Task instructions >>
Nothing but an exact copy of the records below counts as the answer.

Material for this exercise >>

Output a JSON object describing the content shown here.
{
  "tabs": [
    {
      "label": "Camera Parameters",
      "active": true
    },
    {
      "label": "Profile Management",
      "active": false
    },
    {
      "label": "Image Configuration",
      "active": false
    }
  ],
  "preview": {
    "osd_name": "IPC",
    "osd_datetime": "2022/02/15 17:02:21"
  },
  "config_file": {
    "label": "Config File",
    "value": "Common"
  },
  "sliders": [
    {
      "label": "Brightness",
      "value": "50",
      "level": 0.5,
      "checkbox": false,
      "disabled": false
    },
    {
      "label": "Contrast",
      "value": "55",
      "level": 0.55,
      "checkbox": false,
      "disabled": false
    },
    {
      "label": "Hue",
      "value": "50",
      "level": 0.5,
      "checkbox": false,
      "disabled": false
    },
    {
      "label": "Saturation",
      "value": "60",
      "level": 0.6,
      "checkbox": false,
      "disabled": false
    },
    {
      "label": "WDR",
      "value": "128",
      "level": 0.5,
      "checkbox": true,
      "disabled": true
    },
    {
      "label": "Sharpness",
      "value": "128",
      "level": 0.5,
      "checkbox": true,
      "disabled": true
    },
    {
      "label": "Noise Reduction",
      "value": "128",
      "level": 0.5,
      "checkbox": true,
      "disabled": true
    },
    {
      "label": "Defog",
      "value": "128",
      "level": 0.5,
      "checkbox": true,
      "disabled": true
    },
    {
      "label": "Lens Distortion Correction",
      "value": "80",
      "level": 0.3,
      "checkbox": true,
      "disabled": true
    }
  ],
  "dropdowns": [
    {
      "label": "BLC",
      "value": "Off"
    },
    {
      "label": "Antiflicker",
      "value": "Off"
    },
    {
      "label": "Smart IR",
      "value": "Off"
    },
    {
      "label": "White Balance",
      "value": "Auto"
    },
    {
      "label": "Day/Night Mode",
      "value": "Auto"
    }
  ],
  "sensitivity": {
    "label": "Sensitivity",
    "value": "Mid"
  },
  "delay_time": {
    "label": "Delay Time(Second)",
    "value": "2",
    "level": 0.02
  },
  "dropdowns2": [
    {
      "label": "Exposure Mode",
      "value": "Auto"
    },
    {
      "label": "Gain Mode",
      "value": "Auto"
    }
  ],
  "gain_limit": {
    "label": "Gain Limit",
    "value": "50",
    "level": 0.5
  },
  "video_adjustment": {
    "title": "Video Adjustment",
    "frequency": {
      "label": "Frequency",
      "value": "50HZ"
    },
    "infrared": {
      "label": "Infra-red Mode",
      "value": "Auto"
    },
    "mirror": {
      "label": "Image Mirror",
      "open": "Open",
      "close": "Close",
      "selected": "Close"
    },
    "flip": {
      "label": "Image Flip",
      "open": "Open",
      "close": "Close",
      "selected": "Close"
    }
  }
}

Exercise result >>
Output a JSON object describing the content shown here.
{
  "tabs": [
    {
      "label": "Camera Parameters",
      "active": true
    },
    {
      "label": "Profile Management",
      "active": false
    },
    {
      "label": "Image Configuration",
      "active": false
    }
  ],
  "preview": {
    "osd_name": "IPC",
    "osd_datetime": "2022/02/15 17:02:21"
  },
  "config_file": {
    "label": "Config File",
    "value": "Common"
  },
  "sliders": [
    {
      "label": "Brightness",
      "value": "50",
      "level": 0.5,
      "checkbox": false,
      "disabled": false
    },
    {
      "label": "Contrast",
      "value": "55",
      "level": 0.55,
      "checkbox": false,
      "disabled": false
    },
    {
      "label": "Hue",
      "value": "50",
      "level": 0.5,
      "checkbox": false,
      "disabled": false
    },
    {
      "label": "Saturation",
      "value": "60",
      "level": 0.6,
      "checkbox": false,
      "disabled": false
    },
    {
      "label": "WDR",
      "value": "128",
      "level": 0.5,
      "checkbox": true,
      "disabled": true
    },
    {
      "label": "Sharpness",
      "value": "128",
      "level": 0.5,
      "checkbox": true,
      "disabled": true
    },
    {
      "label": "Noise Reduction",
      "value": "128",
      "level": 0.5,
      "checkbox": true,
      "disabled": true
    },
    {
      "label": "Defog",
      "value": "128",
      "level": 0.5,
      "checkbox": true,
      "disabled": true
    },
    {
      "label": "Lens Distortion Correction",
      "value": "80",
      "level": 0.3,
      "checkbox": true,
      "disabled": true
    }
  ],
  "dropdowns": [
    {
      "label": "BLC",
      "value": "Off"
    },
    {
      "label": "Antiflicker",
      "value": "Off"
    },
    {
      "label": "Smart IR",
      "value": "Off"
    },
    {
      "label": "White Balance",
      "value": "Auto"
    },
    {
      "label": "Day/Night Mode",
      "value": "Auto"
    }
  ],
  "sensitivity": {
    "label": "Sensitivity",
    "value": "Mid"
  },
  "delay_time": {
    "label": "Delay Time(Second)",
    "value": "2",
    "level": 0.02
  },
  "dropdowns2": [
    {
      "label": "Exposure Mode",
      "value": "Auto"
    },
    {
      "label": "Gain Mode",
      "value": "Auto"
    }
  ],
  "gain_limit": {
    "label": "Gain Limit",
    "value": "50",
    "level": 0.5
  },
  "video_adjustment": {
    "title": "Video Adjustment",
    "frequency": {
      "label": "Frequency",
      "value": "50HZ"
    },
    "infrared": {
      "label": "Infra-red Mode",
      "value": "Auto"
    },
    "mirror": {
      "label": "Image Mirror",
      "open": "Open",
      "close": "Close",
      "selected": "Close"
    },
    "flip": {
      "label": "Image Flip",
      "open": "Open",
      "close": "Close",
      "selected": "Close"
    }
  }
}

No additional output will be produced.